But the speech also exposed a fault line in the UK’s strategy that will mean problems ahead for May’s negotiating team. In short, she is beholden to a timetable being set for her by Eurosceptic Conservatives in parliament. They want the UK to be out of the single market and a new relationship with the EU that satisfies their political demands to be locked in before 2020, when the next general election is due.
This domestic political imperative has two implications for the approach set out by May and two further consequences that will become apparent soon enough. First, and most obviously, it means the UK must race towards a very tight deadline. May has now committed to agree a new partnership with the EU by the time the UK leaves the EU, most likely in 2019. This means concluding a deal of unprecedented complexity in record-breaking time.
Second, it means the UK must seek an “implementation phase” to avoid a cliff edge at the point of Brexit, rather than a “transitional phase”. The difference is not just semantic. The latter would preserve existing rights and obligations while it applied, whereas the former establishes a path to the new arrangements. Conservative Eurosceptics won’t buy a transitional phase, as they fear it could become never-ending, forcing May’s hand.
The consequences are significant. The tight deadline weakens the UK’s bargaining position. The European Commission’s lead negotiator Michel Barnier has repeatedly said the EU will insist on a sequential negotiation with the divorce terms agreed first, before the new economic relationship. The divorce bill could be expensive, as high as €50-€60 billion by some estimates. This is the zero-sum bit of the negotiation. May’s deadline will make it harder to resist the EU’s demands. It will be politically costly for the UK; but equally important politically for the EU.
The trade negotiation that would follow is not zero-sum, but the interests of the two sides are far from being fully aligned. The EU will want to calibrate where and how the UK has access to the single market. May’s deadline gives the EU the upper hand in that negotiation. Despite what May has said about “no deal being better than a bad deal”, the consequences of failure will still be greater for the UK. She has now denied herself the option of playing for time.

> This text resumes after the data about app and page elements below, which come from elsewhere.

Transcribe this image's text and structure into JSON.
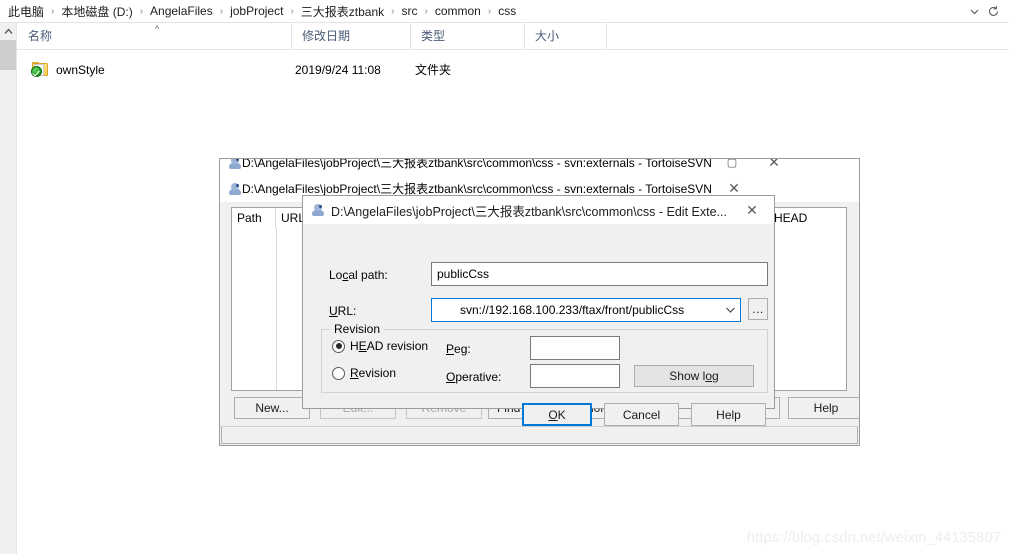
{
  "explorer": {
    "address": {
      "breadcrumbs": [
        "此电脑",
        "本地磁盘 (D:)",
        "AngelaFiles",
        "jobProject",
        "三大报表ztbank",
        "src",
        "common",
        "css"
      ],
      "separator": "›",
      "dropdown_icon": "chevron-down-icon",
      "refresh_icon": "refresh-icon"
    },
    "columns": [
      {
        "label": "名称",
        "sorted": "ascending",
        "sort_caret": "^"
      },
      {
        "label": "修改日期"
      },
      {
        "label": "类型"
      },
      {
        "label": "大小"
      }
    ],
    "rows": [
      {
        "name": "ownStyle",
        "date": "2019/9/24 11:08",
        "type": "文件夹",
        "size": "",
        "icon": "folder-svn-checked-icon"
      }
    ]
  },
  "externals_window": {
    "title": "D:\\AngelaFiles\\jobProject\\三大报表ztbank\\src\\common\\css - svn:externals - TortoiseSVN",
    "clipped_title": "D:\\AngelaFiles\\jobProject\\三大报表ztbank\\src\\common\\css - svn:externals - TortoiseSVN",
    "close_label": "✕",
    "maximize_label": "▢",
    "list": {
      "columns": [
        "Path",
        "URL",
        "HEAD"
      ],
      "rows": []
    },
    "buttons": [
      {
        "label": "New...",
        "enabled": true
      },
      {
        "label": "Edit...",
        "enabled": false
      },
      {
        "label": "Remove",
        "enabled": false
      },
      {
        "label": "Find HEAD-Revision",
        "enabled": true
      },
      {
        "label": "OK",
        "enabled": true
      },
      {
        "label": "Cancel",
        "enabled": true
      },
      {
        "label": "Help",
        "enabled": true
      }
    ]
  },
  "edit_dialog": {
    "title": "D:\\AngelaFiles\\jobProject\\三大报表ztbank\\src\\common\\css - Edit Exte...",
    "close_label": "✕",
    "local_path": {
      "label_pre": "Lo",
      "label_accel": "c",
      "label_post": "al path:",
      "value": "publicCss"
    },
    "url": {
      "label_accel": "U",
      "label_post": "RL:",
      "value": "svn://192.168.100.233/ftax/front/publicCss",
      "dropdown_icon": "chevron-down-icon",
      "browse_label": "..."
    },
    "revision_group": {
      "title": "Revision",
      "head_radio": {
        "label_pre": "H",
        "label_accel": "E",
        "label_post": "AD revision",
        "checked": true
      },
      "rev_radio": {
        "label_pre": "",
        "label_accel": "R",
        "label_post": "evision",
        "checked": false
      },
      "peg": {
        "label_accel": "P",
        "label_post": "eg:",
        "value": ""
      },
      "operative": {
        "label_accel": "O",
        "label_post": "perative:",
        "value": ""
      },
      "show_log_label_pre": "Show l",
      "show_log_accel": "o",
      "show_log_post": "g"
    },
    "buttons": [
      {
        "label": "OK",
        "default": true,
        "accel": "O"
      },
      {
        "label": "Cancel",
        "default": false
      },
      {
        "label": "Help",
        "default": false
      }
    ]
  },
  "watermark": "https://blog.csdn.net/weixin_44135807",
  "colors": {
    "accent": "#0078d7",
    "window_bg": "#f0f0f0",
    "header_text": "#4a5b78"
  }
}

The other consequence is for businesses that have been in wait-and-see mode. May’s strategy means change will come quickly during the implementation phase, but businesses won’t know what that change will look like until towards the end of the tight two-year negotiating period. For many, waiting until the outcome is known may no longer be a viable option, as the lead time required to restructure operations is often a long one. It’s not what May intended, but her Lancaster House speech could be the moment when many businesses decide to start implementing their Brexit contingency plans.